OPEN: What do NBA teams value in players these days?

10:00: Villanova has more on the line during this testing the water process than anyone

19:00: Just how important was De’Andre Hunter’s decision to return to Virginia

25:25: Gonzaga getting Rui and Killian Tillie back makes them a title favorite

32:10: Nevada has a top ten season on the line with the Martin twins and Jordan Caroline

36:15: #RANTALERT – The decision to turn pro is so much more complicated than “is he a first round pick”

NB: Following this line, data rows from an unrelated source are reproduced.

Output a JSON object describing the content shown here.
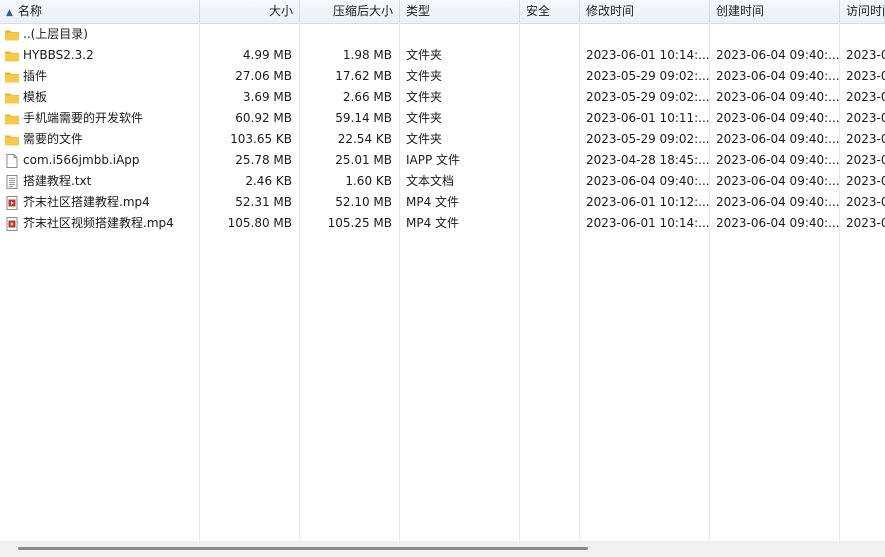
{
  "columns": {
    "name": "名称",
    "size": "大小",
    "packed": "压缩后大小",
    "type": "类型",
    "security": "安全",
    "modified": "修改时间",
    "created": "创建时间",
    "accessed": "访问时间"
  },
  "rows": [
    {
      "name": "..(上层目录)",
      "size": "",
      "packed": "",
      "type": "",
      "modified": "",
      "created": "",
      "accessed": "",
      "icon": "folder-icon"
    },
    {
      "name": "HYBBS2.3.2",
      "size": "4.99 MB",
      "packed": "1.98 MB",
      "type": "文件夹",
      "modified": "2023-06-01 10:14:...",
      "created": "2023-06-04 09:40:...",
      "accessed": "2023-0",
      "icon": "folder-icon"
    },
    {
      "name": "插件",
      "size": "27.06 MB",
      "packed": "17.62 MB",
      "type": "文件夹",
      "modified": "2023-05-29 09:02:...",
      "created": "2023-06-04 09:40:...",
      "accessed": "2023-0",
      "icon": "folder-icon"
    },
    {
      "name": "模板",
      "size": "3.69 MB",
      "packed": "2.66 MB",
      "type": "文件夹",
      "modified": "2023-05-29 09:02:...",
      "created": "2023-06-04 09:40:...",
      "accessed": "2023-0",
      "icon": "folder-icon"
    },
    {
      "name": "手机端需要的开发软件",
      "size": "60.92 MB",
      "packed": "59.14 MB",
      "type": "文件夹",
      "modified": "2023-06-01 10:11:...",
      "created": "2023-06-04 09:40:...",
      "accessed": "2023-0",
      "icon": "folder-icon"
    },
    {
      "name": "需要的文件",
      "size": "103.65 KB",
      "packed": "22.54 KB",
      "type": "文件夹",
      "modified": "2023-05-29 09:02:...",
      "created": "2023-06-04 09:40:...",
      "accessed": "2023-0",
      "icon": "folder-icon"
    },
    {
      "name": "com.i566jmbb.iApp",
      "size": "25.78 MB",
      "packed": "25.01 MB",
      "type": "IAPP 文件",
      "modified": "2023-04-28 18:45:...",
      "created": "2023-06-04 09:40:...",
      "accessed": "2023-0",
      "icon": "blank-file-icon"
    },
    {
      "name": "搭建教程.txt",
      "size": "2.46 KB",
      "packed": "1.60 KB",
      "type": "文本文档",
      "modified": "2023-06-04 09:40:...",
      "created": "2023-06-04 09:40:...",
      "accessed": "2023-0",
      "icon": "text-file-icon"
    },
    {
      "name": "芥末社区搭建教程.mp4",
      "size": "52.31 MB",
      "packed": "52.10 MB",
      "type": "MP4 文件",
      "modified": "2023-06-01 10:12:...",
      "created": "2023-06-04 09:40:...",
      "accessed": "2023-0",
      "icon": "video-file-icon"
    },
    {
      "name": "芥末社区视频搭建教程.mp4",
      "size": "105.80 MB",
      "packed": "105.25 MB",
      "type": "MP4 文件",
      "modified": "2023-06-01 10:14:...",
      "created": "2023-06-04 09:40:...",
      "accessed": "2023-0",
      "icon": "video-file-icon"
    }
  ],
  "sort": {
    "column": "name",
    "direction": "ascending",
    "icon": "sort-up-arrow-icon"
  },
  "colors": {
    "folder": "#f8c948",
    "header_bg": "#eef3fa",
    "grid": "#e3e8ee",
    "video_accent": "#c0392b"
  }
}
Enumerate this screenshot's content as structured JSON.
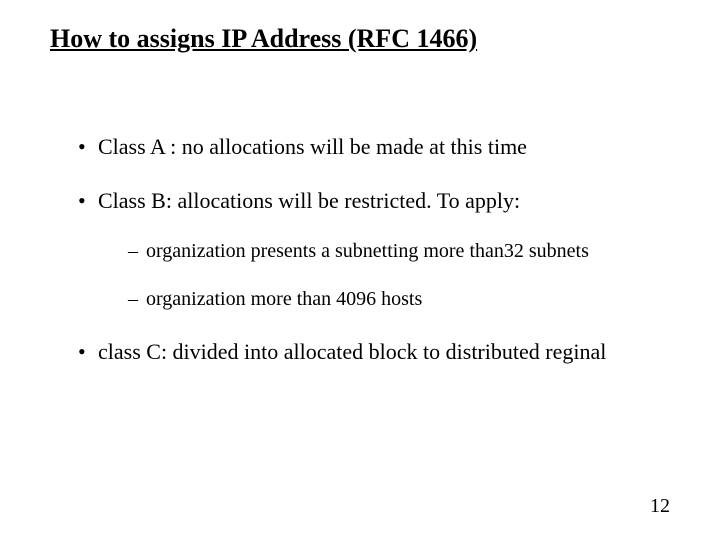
{
  "title": {
    "bold_underline": "How to assigns IP Address",
    "rest_underline": " (RFC 1466)"
  },
  "bullets": {
    "a": "Class A : no allocations will be made at this time",
    "b": "Class B: allocations will be restricted. To apply:",
    "b_sub1": "organization presents a subnetting more than32 subnets",
    "b_sub2": "organization more than 4096 hosts",
    "c": "class C: divided into allocated block to distributed reginal"
  },
  "page_number": "12"
}
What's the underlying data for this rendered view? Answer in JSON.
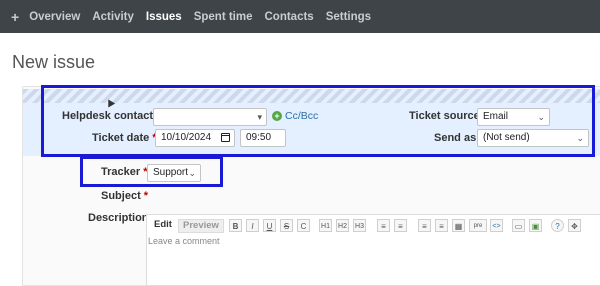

48:30: Rapid fire: Maryland, Kansas, Syracuse, Nebraska, Purdue and Michigan. What do they have on the line?